The Buffalo Common Council passed a law Wednesday prohibiting the tethering of dogs for over an hour in extreme weather conditions.
Extreme weather conditions are defined under the bill as when the temperature is over 90 degrees or below freezing.
Council member Joel Feroleto worked with the SPCA Serving Erie County, UB Animal Law Clinic, and the City of Buffalo law department to sponsor the law.
“It’s been months of work and a lot of behind the scenes by a lot of different people and we’re very thankful and supportive of this legislation,” said SPCA President and CEO, Gary Willoughby.
The Buffalo Common Council passed the new law that creates a $250 fine for those who leave their dogs outside for more than an hour when the temperature gets above 90 or when it’s below freezing.
Those who violate the law three times could be fined up to $1,000 and possible jail time. Hunting and working dogs are excluded from the ordinance.
“We take into account, obviously, if it has a dog house that’s proper outside, then there’s no time limit,” said Willoughby. “So it may be perfectly appropriate for a husky or a St. Bernard to be outside in a well insulated dog house all year round.”

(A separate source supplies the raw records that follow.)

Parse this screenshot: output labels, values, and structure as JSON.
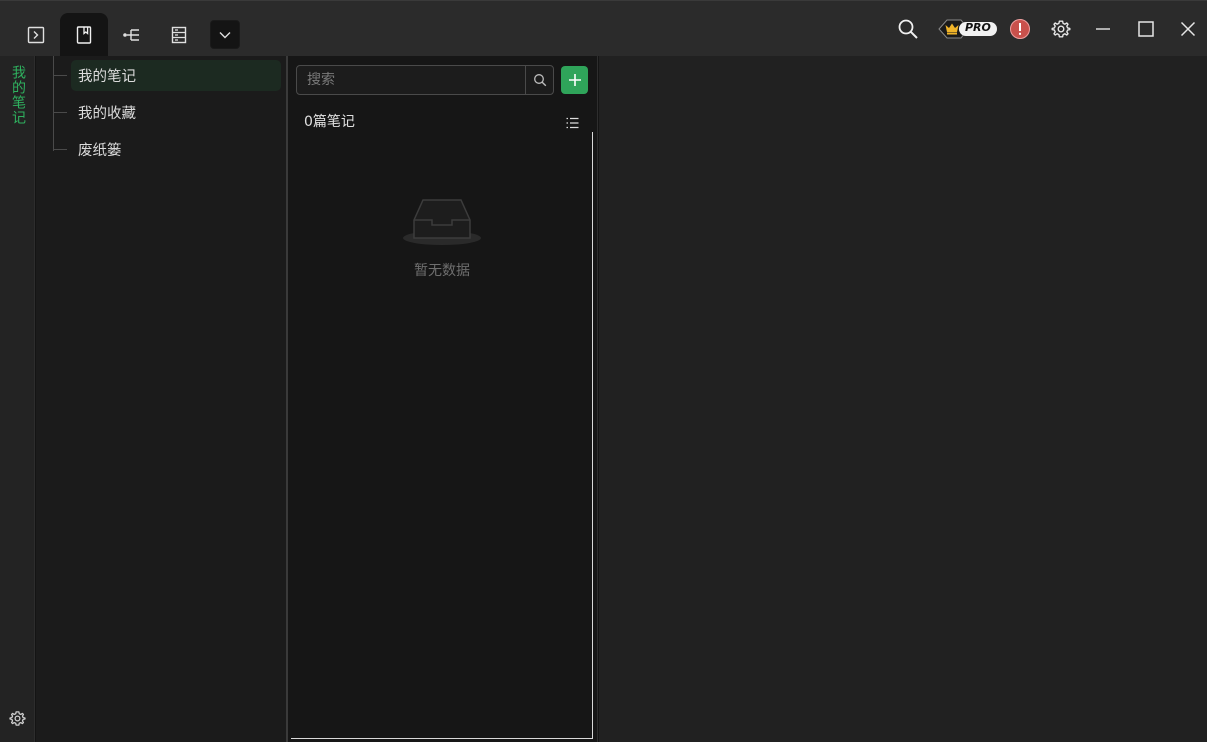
{
  "toolbar": {
    "tabs": [
      {
        "name": "terminal",
        "icon": "terminal-box-icon"
      },
      {
        "name": "notes",
        "icon": "notebook-icon",
        "active": true
      },
      {
        "name": "tree",
        "icon": "tree-structure-icon"
      },
      {
        "name": "storage",
        "icon": "server-rack-icon"
      }
    ],
    "dropdown_icon": "chevron-down-icon",
    "pro_label": "PRO",
    "icons": [
      "search-icon",
      "pro-badge-icon",
      "alert-icon",
      "gear-icon",
      "minimize-icon",
      "maximize-icon",
      "close-icon"
    ]
  },
  "activity_bar": {
    "label": "我的笔记",
    "settings_icon": "gear-icon"
  },
  "tree": {
    "items": [
      {
        "label": "我的笔记",
        "selected": true
      },
      {
        "label": "我的收藏"
      },
      {
        "label": "废纸篓"
      }
    ]
  },
  "notelist": {
    "search_placeholder": "搜索",
    "count_label": "0篇笔记",
    "empty_text": "暂无数据"
  },
  "colors": {
    "accent": "#2fa45a",
    "accent_text": "#2fb15f",
    "alert": "#d9534f"
  }
}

Syracuse already has a law like this in place but not many other cities do, according to Professor Kim Diana Connolly of the University at Buffalo ALw School, Animal Law Clinic. “It turns out that this is a little bit of the cutting edge but there are lots of communities that are realizing that laws like this are important and there are more and more that are taking actions ike this,” said Connolly. “People should remember that the City of Buffalo cares enough to to help educate people about how to take care of canine companions.”

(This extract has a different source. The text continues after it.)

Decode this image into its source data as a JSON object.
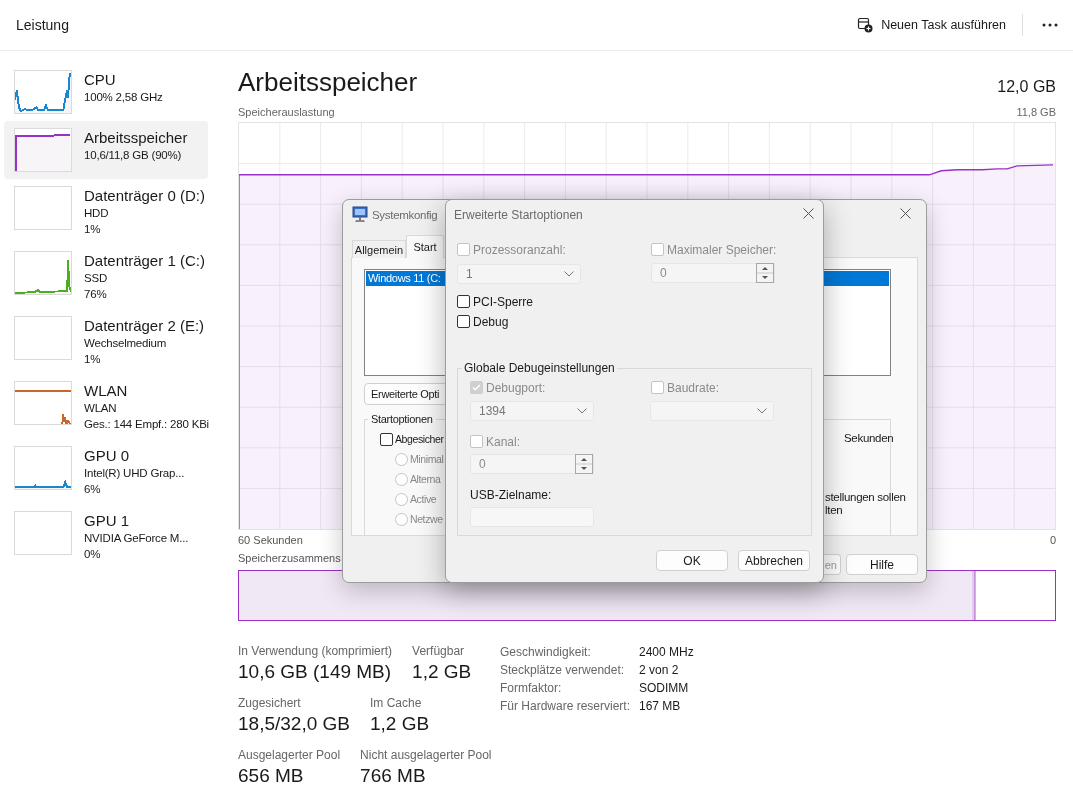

The law takes effect immediately in the City of Buffalo, but there is a six month grace period, so people may be given their first warning, but no one can be fined until late June.